3 Things Every Business Should Know About Commercial Accident Compensation

March 20th, 2018 | by Mack A
3 Things Every Business Should Know About Commercial Accident Compensation

Unlike an auto accident involving two individuals, an accident that involves a business owner vehicle has certain different aspects to it, like the insurance coverage of the business, the question vehicle maintenance, and so on. Below, we look at three things that every business must know about commercial accidents and the resulting compensation claims.


The business will be responsible for any accident involving its vehicle provided it can be proved that the vehicle was being used for the company’s purposes at the time of the accident. For example, if an accident occurs when the vehicle is traveling to distribute its products to retail shops, then your business will solely have to compensate for any claims made by the injured. The business does not have to own the vehicles. Even if the vehicle involved in the accident has been hired by the business, they are still liable.  In contrast, if at the time of the accident, the driver was just driving the vehicle for his personal purpose, say going to a movie screening, then your business will generally not be made liable. In addition, there will be incidents where your company will only be held partly responsible for the accident. Make sure that you hire a Springfield car accident lawyer to know exactly how much of a financial responsibility your business may have to undertake in such an accident.

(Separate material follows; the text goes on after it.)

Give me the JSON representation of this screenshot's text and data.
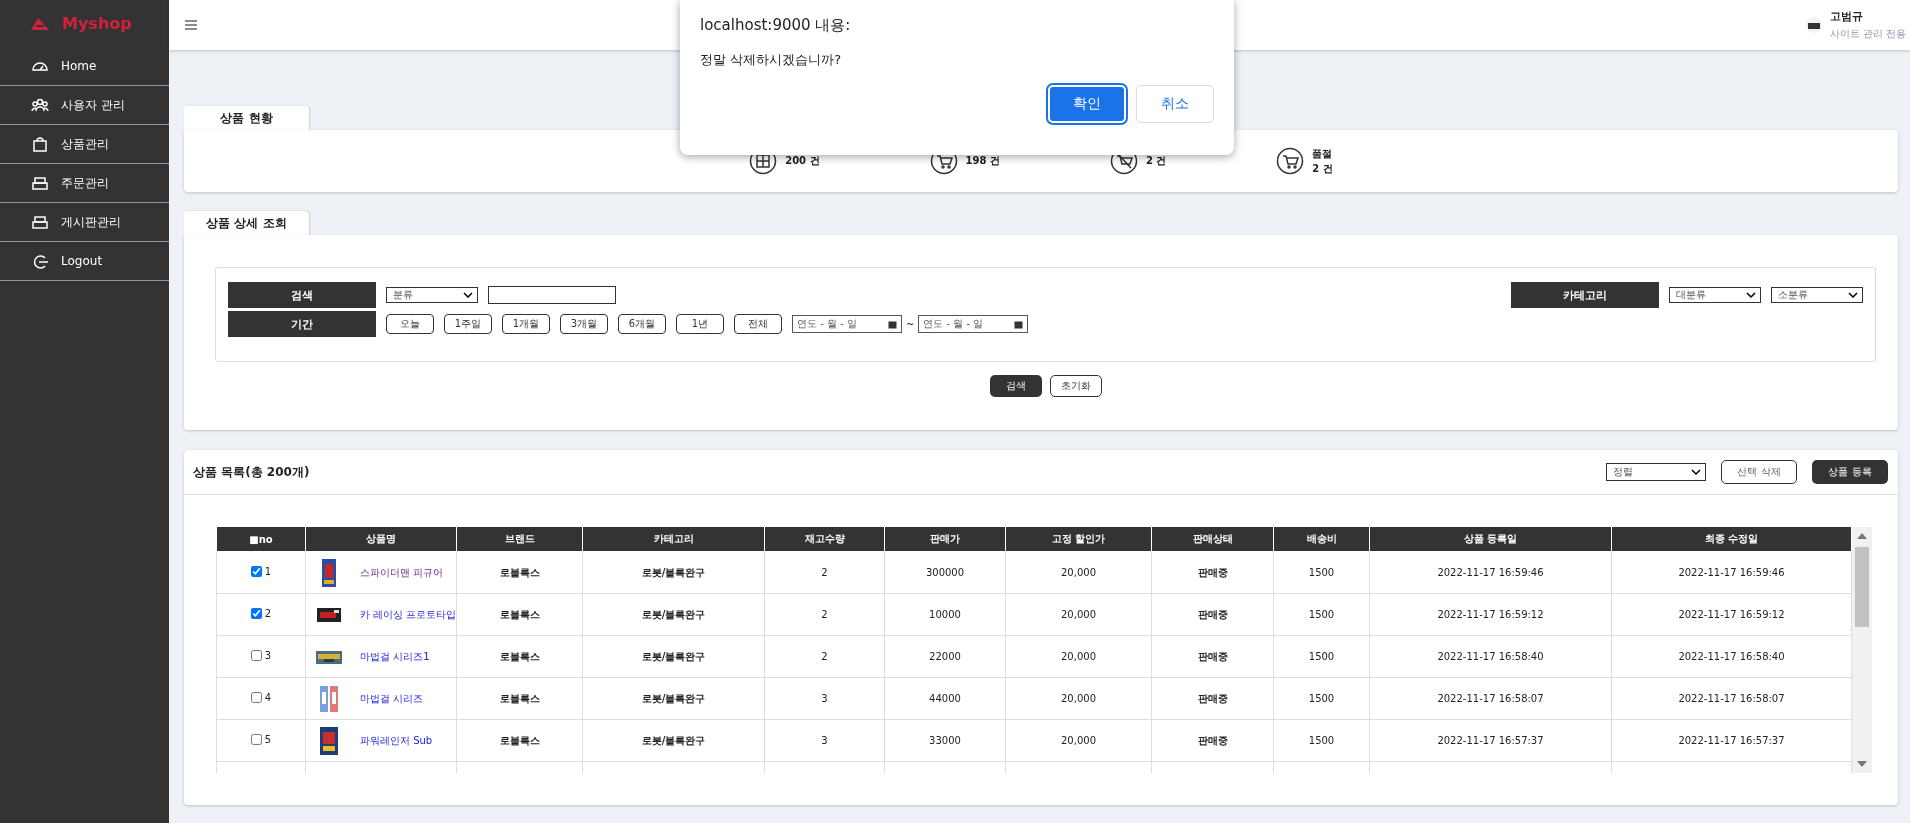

Even if the business is insured, the insurance company won’t chip in with the compensation amount right away. Typically, a company will have a self-insured limit set up, and will have to cough up an amount equal to the limit before the insurance company decides to pay up the rest. For example, if the limit decided is $100,000 and the other party is seeking a compensation of $250,000, then you will have to arrange for the initial $100,000 of the total compensation amount from your own business funds. Only then will the insurance company chip in with the remaining $150,000. As such, if the compensation is $100,000 or less, then it will essentially mean that you alone will have to pay for it. However, in such circumstances, having a good lawyer negotiate your case with the aggrieved party can be incredibly helpful. The lawyer can make the other party realize that since the business has to cough up all the compensation amount themselves, the case might drag on for too long. This can force them to agree to a lower compensation.

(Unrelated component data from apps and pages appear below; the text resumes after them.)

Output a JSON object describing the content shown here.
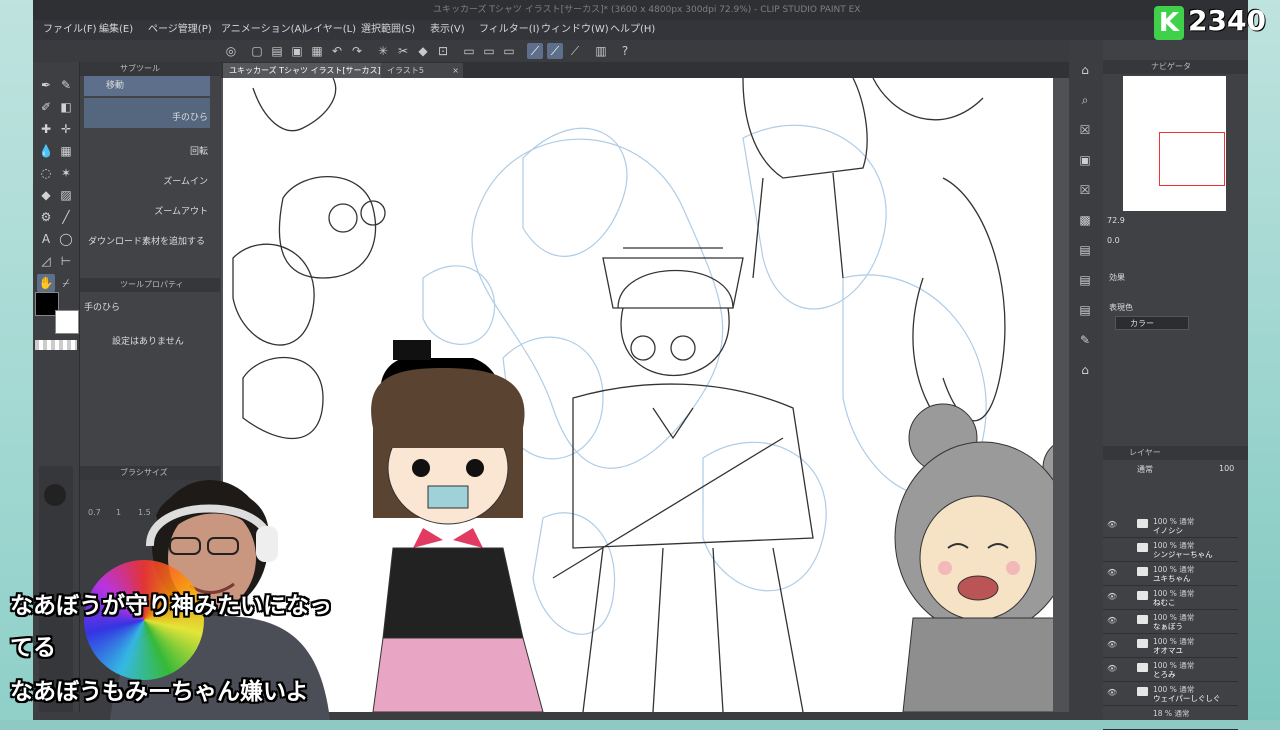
{
  "window": {
    "title": "ユキッカーズ Tシャツ イラスト[サーカス]* (3600 x 4800px 300dpi 72.9%) - CLIP STUDIO PAINT EX"
  },
  "menu": [
    "ファイル(F)",
    "編集(E)",
    "ページ管理(P)",
    "アニメーション(A)",
    "レイヤー(L)",
    "選択範囲(S)",
    "表示(V)",
    "フィルター(I)",
    "ウィンドウ(W)",
    "ヘルプ(H)"
  ],
  "tabs": [
    "ユキッカーズ Tシャツ イラスト[サーカス]*",
    "イラスト5"
  ],
  "subtool": {
    "header": "サブツール",
    "items": [
      "移動",
      "手のひら",
      "回転",
      "ズームイン",
      "ズームアウト"
    ],
    "add_material": "ダウンロード素材を追加する"
  },
  "tool_property": {
    "header": "ツールプロパティ",
    "name": "手のひら",
    "empty_note": "設定はありません"
  },
  "brush_size": {
    "header": "ブラシサイズ",
    "values": [
      "0.7",
      "1",
      "1.5"
    ]
  },
  "navigator": {
    "header": "ナビゲータ",
    "zoom": "72.9",
    "angle": "0.0"
  },
  "effect_panel": {
    "label": "効果",
    "expression_label": "表現色",
    "expression_value": "カラー"
  },
  "layer_panel": {
    "header": "レイヤー",
    "blend_mode": "通常",
    "opacity": "100",
    "layers": [
      {
        "opacity": "100 % 通常",
        "name": "イノシシ"
      },
      {
        "opacity": "100 % 通常",
        "name": "シンジャーちゃん"
      },
      {
        "opacity": "100 % 通常",
        "name": "ユキちゃん"
      },
      {
        "opacity": "100 % 通常",
        "name": "ねむこ"
      },
      {
        "opacity": "100 % 通常",
        "name": "なぁぼう"
      },
      {
        "opacity": "100 % 通常",
        "name": "オオマユ"
      },
      {
        "opacity": "100 % 通常",
        "name": "とろみ"
      },
      {
        "opacity": "100 % 通常",
        "name": "ウェイパーしぐしぐ"
      },
      {
        "opacity": "18 % 通常",
        "name": ""
      }
    ]
  },
  "stream_badge": {
    "letter": "K",
    "count": "2340",
    "color": "#3fd14a"
  },
  "subtitles": [
    "なあぼうが守り神みたいになっ",
    "てる",
    "なあぼうもみーちゃん嫌いよ"
  ],
  "colors": {
    "accent": "#5d6f8a",
    "sketch": "#9cc0e0",
    "ink": "#333333"
  }
}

Changing Courts

In case your business is located in a state different from where the accident has occurred, and the claim sought by the aggrieved party exceeds certain limits, then they can make the case go from being a state case to a federal case. Defending your business in a federal court will be far different than defending in a state court. So, make sure that you hire the best possible lawyers for the job, especially those who have defended businesses against compensation claims in federal courts.